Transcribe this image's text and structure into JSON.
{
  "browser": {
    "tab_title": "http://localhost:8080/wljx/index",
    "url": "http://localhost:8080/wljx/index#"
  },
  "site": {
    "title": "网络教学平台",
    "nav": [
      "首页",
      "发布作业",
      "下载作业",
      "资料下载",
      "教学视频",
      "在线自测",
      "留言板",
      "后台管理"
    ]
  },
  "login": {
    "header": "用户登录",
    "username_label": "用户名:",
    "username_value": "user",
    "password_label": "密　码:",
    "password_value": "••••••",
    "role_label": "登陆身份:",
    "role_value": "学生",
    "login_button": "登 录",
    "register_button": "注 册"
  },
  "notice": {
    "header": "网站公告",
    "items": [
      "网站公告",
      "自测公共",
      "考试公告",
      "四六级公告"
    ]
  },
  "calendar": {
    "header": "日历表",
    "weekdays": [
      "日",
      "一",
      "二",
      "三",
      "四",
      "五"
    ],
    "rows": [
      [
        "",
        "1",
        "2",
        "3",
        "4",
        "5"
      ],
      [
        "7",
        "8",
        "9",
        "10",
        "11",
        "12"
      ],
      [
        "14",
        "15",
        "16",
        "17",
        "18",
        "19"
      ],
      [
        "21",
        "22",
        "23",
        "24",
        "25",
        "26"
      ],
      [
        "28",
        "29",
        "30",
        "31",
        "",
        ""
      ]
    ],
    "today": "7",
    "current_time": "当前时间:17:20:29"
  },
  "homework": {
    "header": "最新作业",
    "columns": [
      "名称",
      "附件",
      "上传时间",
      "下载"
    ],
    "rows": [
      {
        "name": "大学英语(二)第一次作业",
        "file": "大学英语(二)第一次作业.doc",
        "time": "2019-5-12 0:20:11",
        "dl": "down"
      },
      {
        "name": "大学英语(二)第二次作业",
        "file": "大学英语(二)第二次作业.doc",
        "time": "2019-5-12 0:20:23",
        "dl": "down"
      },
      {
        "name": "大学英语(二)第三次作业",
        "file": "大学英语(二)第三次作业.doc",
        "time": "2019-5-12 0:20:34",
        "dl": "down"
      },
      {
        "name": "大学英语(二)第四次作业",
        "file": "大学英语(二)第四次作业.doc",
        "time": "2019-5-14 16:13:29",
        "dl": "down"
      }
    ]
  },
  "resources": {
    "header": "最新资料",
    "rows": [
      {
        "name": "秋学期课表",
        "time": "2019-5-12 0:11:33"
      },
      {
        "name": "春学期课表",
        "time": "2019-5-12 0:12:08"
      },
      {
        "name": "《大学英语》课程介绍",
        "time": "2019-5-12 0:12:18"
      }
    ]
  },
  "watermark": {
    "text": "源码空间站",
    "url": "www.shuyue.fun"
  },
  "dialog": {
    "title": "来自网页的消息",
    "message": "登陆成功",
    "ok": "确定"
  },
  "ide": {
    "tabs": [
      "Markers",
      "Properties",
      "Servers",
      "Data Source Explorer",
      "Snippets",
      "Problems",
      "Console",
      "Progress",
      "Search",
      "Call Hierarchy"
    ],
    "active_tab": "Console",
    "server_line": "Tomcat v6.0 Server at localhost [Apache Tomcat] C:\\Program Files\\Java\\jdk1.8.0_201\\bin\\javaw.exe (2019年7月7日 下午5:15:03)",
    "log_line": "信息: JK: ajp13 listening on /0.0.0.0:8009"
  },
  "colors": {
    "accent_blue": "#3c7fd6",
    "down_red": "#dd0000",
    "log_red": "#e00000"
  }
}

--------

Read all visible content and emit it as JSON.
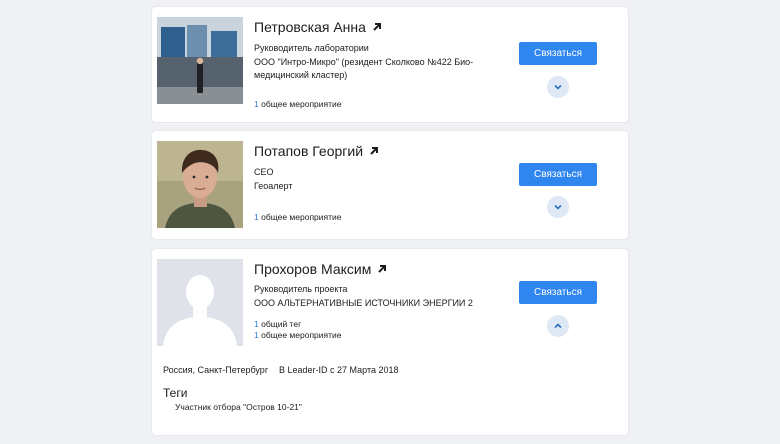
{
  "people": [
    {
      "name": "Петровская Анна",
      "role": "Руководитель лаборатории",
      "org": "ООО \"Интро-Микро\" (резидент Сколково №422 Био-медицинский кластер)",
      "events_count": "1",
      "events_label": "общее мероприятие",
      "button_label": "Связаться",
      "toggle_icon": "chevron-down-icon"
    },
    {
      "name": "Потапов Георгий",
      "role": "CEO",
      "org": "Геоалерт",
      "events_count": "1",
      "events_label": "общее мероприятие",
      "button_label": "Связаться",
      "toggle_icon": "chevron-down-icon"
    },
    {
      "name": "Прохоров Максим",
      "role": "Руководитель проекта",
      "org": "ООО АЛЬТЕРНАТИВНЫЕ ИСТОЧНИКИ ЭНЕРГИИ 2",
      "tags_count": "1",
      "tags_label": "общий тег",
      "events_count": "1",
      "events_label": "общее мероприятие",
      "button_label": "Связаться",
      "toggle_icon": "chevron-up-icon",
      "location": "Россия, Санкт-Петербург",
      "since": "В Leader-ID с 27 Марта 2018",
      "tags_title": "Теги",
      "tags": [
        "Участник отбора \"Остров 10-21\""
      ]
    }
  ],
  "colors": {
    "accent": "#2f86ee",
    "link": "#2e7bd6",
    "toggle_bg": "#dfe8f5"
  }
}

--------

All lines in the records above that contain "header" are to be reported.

    "header": "用户登录",
    "header": "网站公告",
    "header": "日历表",
    "header": "最新作业",
    "header": "最新资料",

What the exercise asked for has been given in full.